Task to carry out ▸ From the records below, find each line with the string "Search" and copy it.

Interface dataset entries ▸
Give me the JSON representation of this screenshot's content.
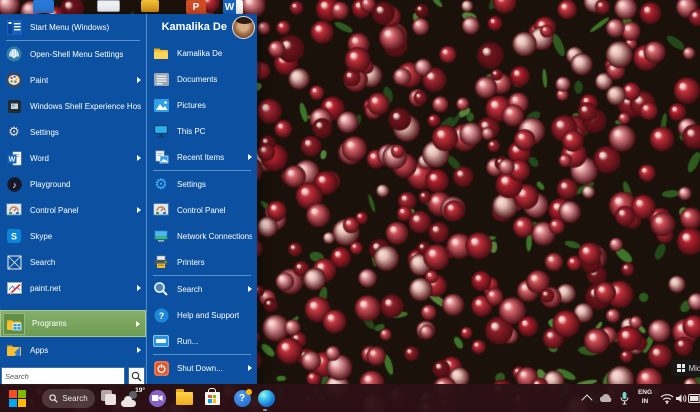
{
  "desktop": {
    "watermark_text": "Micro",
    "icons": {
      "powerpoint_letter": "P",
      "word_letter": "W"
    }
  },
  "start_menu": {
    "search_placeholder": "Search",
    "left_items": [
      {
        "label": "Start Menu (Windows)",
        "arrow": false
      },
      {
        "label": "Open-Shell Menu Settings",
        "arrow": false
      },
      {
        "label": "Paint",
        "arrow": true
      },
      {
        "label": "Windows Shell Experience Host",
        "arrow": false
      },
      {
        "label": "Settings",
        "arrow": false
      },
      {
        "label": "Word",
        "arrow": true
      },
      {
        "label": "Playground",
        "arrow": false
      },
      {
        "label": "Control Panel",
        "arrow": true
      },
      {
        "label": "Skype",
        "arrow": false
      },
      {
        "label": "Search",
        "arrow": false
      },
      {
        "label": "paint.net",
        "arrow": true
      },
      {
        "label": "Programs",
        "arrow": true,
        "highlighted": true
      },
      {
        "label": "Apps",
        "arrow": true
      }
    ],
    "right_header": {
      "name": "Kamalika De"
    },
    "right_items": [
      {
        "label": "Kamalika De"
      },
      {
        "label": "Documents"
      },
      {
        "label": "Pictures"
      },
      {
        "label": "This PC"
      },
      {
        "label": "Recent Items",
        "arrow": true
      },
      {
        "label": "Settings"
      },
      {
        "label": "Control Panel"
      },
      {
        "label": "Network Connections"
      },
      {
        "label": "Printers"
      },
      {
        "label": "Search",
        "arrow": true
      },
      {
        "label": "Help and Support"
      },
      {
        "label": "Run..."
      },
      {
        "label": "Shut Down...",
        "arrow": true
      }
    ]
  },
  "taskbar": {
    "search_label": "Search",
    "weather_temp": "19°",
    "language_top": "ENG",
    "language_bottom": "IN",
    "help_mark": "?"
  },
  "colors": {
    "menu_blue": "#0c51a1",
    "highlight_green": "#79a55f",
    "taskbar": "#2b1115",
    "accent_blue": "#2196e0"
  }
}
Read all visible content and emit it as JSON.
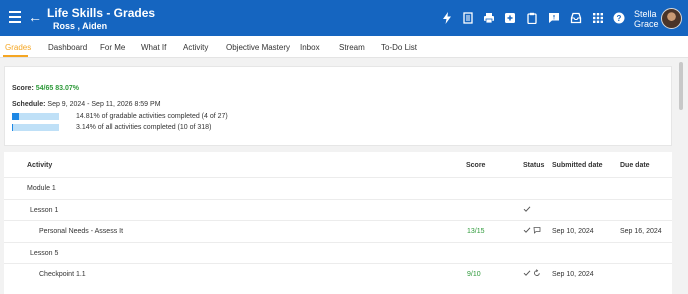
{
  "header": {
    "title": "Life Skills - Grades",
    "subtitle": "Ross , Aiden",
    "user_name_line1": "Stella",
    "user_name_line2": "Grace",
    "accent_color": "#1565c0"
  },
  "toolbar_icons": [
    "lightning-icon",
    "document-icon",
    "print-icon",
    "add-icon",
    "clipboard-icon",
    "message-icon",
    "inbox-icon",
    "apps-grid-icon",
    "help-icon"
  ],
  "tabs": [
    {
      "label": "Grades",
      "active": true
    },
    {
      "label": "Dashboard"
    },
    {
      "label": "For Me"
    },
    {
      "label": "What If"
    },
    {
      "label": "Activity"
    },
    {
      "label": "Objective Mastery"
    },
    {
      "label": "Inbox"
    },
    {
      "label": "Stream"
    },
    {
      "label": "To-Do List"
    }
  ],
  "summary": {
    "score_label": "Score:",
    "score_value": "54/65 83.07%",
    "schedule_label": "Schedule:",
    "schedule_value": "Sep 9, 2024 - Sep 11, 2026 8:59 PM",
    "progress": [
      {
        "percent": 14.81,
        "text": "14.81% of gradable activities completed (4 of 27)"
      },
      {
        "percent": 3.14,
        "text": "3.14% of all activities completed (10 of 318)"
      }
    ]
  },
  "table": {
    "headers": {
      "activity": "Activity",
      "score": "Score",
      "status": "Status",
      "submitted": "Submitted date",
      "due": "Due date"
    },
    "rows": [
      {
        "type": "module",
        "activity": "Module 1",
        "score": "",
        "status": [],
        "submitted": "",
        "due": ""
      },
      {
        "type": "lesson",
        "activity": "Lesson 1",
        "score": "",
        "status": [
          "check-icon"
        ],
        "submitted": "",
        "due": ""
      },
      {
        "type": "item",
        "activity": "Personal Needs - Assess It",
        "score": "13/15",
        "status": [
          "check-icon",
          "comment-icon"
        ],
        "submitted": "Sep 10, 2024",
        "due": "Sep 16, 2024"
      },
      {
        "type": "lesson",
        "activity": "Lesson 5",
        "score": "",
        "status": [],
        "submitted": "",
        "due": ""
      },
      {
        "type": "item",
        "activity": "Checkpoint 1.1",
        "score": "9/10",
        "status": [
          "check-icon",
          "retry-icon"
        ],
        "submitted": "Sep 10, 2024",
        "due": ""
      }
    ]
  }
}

Finished exercise ▸
    "search_placeholder": "Search",
        "label": "Search",
        "label": "Search",
    "search_label": "Search",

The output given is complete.